by Charlotte Reid
I’m riding on a pickup flatbed, ranchers packed together, going from pasture to pasture, checking the condition of calves, plants and soil. As we bump along, I hear cowboys comparing the pH levels of their pasture soils and sharing experiences of how to improve the pH balance. Never, in my sixty years of ranching, have I heard this. I’m curious. I’m inspired!
These same ranchers supported a training day with an experienced farmer from North Dakota. This farmer, Gabe Brown, part of a soil health consulting team, practices soil improvement on his farm and is sharing his experience. Our own member/landscape consultant, Gregg Simonds, is inspiring us, leading us to develop our own exploring.
You’ve heard the saying, “Insanity is doing the same thing again and expecting different results.”? I’m watching a group of ranchers who are practicing sanity, doing something different and watching for the outcome.
Each member is taking a simple soil test, a test for soil carbon, from a piece of land they see each day. We know that each piece of soil has a different history. One piece may have had several thousand shoe soles, hooves and wagon wheels traveling across it during the great migration West. One piece may have been cleared of all vegetation, leveled, topsoil removed to make an irrigable field. Each soil has different makeup, different quantities of the same components: clay, sand, silt. Our individual soil tests vary, and it naturally excludes any competitive urge between ranchers. Each piece of land’s present use varies and may be adjusted as this trial continues. This isn’t a competition…its a source for learning, for building. It’s an understanding of how to build better soil and sequester carbon. What do we have, and how can we improve? We will be sharing tests, activities and outcomes.

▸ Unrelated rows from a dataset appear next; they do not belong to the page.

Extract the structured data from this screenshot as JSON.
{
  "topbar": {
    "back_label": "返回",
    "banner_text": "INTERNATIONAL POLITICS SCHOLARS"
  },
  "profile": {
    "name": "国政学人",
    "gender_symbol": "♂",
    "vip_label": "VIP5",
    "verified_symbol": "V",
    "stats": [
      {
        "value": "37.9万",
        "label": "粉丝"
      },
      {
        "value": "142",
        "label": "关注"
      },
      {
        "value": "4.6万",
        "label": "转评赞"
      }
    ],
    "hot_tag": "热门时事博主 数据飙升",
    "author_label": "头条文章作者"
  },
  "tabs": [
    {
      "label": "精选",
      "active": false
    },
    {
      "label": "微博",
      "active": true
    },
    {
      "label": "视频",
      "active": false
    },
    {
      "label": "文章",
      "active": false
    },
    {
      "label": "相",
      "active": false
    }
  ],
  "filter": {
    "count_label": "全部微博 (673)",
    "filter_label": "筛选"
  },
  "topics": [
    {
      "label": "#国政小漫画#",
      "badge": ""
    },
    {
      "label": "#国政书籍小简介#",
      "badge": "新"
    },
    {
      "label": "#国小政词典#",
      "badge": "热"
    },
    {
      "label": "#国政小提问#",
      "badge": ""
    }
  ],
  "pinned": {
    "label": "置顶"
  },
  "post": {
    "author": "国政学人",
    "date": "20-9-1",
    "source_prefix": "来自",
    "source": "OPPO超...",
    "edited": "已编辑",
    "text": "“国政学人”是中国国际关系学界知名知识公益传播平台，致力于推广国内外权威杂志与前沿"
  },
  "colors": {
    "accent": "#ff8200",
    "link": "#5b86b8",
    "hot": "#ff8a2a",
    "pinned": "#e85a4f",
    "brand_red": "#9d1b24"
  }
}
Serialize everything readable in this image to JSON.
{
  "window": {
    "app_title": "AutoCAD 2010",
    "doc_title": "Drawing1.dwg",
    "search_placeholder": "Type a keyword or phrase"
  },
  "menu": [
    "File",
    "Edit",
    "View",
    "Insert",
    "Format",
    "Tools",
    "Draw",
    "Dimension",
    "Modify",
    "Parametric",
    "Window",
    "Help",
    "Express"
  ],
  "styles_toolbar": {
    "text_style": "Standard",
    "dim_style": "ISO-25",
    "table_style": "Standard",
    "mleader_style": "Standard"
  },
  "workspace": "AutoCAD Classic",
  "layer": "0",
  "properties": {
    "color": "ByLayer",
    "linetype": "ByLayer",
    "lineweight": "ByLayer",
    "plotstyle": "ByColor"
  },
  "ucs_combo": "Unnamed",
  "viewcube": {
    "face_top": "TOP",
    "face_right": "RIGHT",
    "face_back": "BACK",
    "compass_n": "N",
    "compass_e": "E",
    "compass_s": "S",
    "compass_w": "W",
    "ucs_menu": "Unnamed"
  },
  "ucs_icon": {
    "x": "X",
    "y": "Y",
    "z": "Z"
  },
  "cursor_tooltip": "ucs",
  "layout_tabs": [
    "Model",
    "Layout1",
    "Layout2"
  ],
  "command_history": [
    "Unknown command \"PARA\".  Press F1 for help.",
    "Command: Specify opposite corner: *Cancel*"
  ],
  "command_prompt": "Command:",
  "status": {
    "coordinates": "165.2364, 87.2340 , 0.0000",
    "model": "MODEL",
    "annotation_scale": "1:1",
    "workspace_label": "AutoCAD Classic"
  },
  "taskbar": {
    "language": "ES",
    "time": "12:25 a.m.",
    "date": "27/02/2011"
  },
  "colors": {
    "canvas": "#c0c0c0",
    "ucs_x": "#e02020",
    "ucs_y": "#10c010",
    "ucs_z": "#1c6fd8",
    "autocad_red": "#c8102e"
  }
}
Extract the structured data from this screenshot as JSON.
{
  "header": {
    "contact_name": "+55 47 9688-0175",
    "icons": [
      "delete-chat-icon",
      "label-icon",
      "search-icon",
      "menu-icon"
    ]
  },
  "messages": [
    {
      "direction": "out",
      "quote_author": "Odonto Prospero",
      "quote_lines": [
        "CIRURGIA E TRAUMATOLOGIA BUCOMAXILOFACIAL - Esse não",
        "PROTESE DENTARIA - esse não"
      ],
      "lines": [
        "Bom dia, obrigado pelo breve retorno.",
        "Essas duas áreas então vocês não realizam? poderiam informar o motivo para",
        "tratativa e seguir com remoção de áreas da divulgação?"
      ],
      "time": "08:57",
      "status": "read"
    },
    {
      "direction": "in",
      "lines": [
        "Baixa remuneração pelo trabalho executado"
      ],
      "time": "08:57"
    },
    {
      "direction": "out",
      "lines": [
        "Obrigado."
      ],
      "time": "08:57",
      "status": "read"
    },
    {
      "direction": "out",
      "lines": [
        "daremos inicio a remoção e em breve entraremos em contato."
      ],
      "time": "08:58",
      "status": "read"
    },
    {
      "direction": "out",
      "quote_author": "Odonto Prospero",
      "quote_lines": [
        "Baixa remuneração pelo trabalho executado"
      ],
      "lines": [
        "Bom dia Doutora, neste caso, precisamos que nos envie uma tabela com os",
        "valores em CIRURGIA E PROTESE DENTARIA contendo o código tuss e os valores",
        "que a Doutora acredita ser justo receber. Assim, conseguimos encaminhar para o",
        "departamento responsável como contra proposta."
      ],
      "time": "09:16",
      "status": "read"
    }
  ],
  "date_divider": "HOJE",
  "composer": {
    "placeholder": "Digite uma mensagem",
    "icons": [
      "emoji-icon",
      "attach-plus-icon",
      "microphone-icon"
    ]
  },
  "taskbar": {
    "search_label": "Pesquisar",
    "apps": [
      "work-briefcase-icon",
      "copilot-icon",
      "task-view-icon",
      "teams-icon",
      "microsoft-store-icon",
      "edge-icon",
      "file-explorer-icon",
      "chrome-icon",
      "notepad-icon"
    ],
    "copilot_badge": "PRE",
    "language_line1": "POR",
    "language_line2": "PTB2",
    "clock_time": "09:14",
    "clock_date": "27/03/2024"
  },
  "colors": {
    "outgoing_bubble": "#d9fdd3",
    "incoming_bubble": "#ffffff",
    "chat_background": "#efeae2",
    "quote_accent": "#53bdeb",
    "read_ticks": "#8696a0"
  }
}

Why test for carbon?
Climate change is a product of excess carbon in the atmosphere. Slowing the release of carbon into the air from vehicle exhaust, coal-fired plant exhaust, wood smoke, etc. is a step to changing this circumstance — but this carbon, then needs to be cleared from the air. It’s somewhat like an irresponsible, sloppy renter. Once he is evicted, there is a mess to clean up before the home is livable again. How do we clean the carbon from the air? Live plants do that. They sequester carbon back into the soil.
Plants take carbon out of the air and put it into living matter. This is called photosynthesis. As plants photosynthesize they put carbon back into the soil through their root systems. The more I read, the more I’m continually amazed at the magic of this system. Some scientists estimate that 85 to 90 percent of the nutrients plant require are acquired by carbon exchange where root exudates provide microbial energy in exchange for minerals or trace elements otherwise unavailable to the plant.
Grazing animals have a unique relationship to plants and soil that’s as old as evolution itself. In some grazing systems, carbon can actually be sequestered back into the soil by this unique relationship.
Ranchers like the ones I see talking about pH are increasingly looking to soil science to learn how their animals affect the fertility of their soil. If we can better care for the soil, it’ll better care for our animals, and vice versa.
This prospect of care taking our animals and landscape in a way that could positively impact our world is a powerful intrigue. This soil testing is a combined step to learn more ourselves. It is another step in the deep-rooted commitment to “this place”….to our ancestors, our families, our community.